PROBLEM DESCRIPTION
Please copy every line from the following entries in which the word "icon" appears.

==============================

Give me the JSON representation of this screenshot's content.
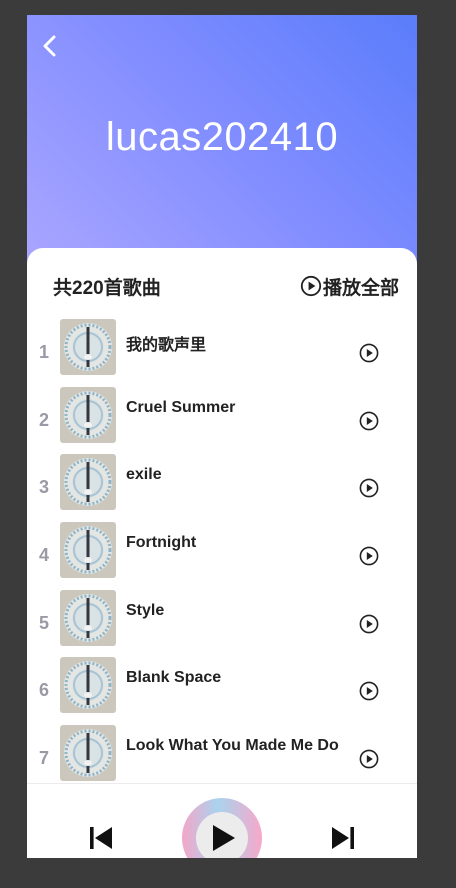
{
  "header": {
    "title": "lucas202410",
    "back_icon": "chevron-left-icon"
  },
  "list": {
    "count_label": "共220首歌曲",
    "play_all_label": "播放全部",
    "play_all_icon": "play-circle-icon",
    "songs": [
      {
        "index": "1",
        "title": "我的歌声里"
      },
      {
        "index": "2",
        "title": "Cruel Summer"
      },
      {
        "index": "3",
        "title": "exile"
      },
      {
        "index": "4",
        "title": "Fortnight"
      },
      {
        "index": "5",
        "title": "Style"
      },
      {
        "index": "6",
        "title": "Blank Space"
      },
      {
        "index": "7",
        "title": "Look What You Made Me Do"
      }
    ]
  },
  "player": {
    "prev_icon": "skip-previous-icon",
    "play_icon": "play-icon",
    "next_icon": "skip-next-icon"
  },
  "colors": {
    "hero_gradient": [
      "#5a7dfb",
      "#aaa6ff"
    ],
    "text_primary": "#222222",
    "index_text": "#9a9aa6"
  }
}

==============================

PROBLEM SOLUTION
    "back_icon": "chevron-left-icon"
    "play_all_icon": "play-circle-icon",
    "prev_icon": "skip-previous-icon",
    "play_icon": "play-icon",
    "next_icon": "skip-next-icon"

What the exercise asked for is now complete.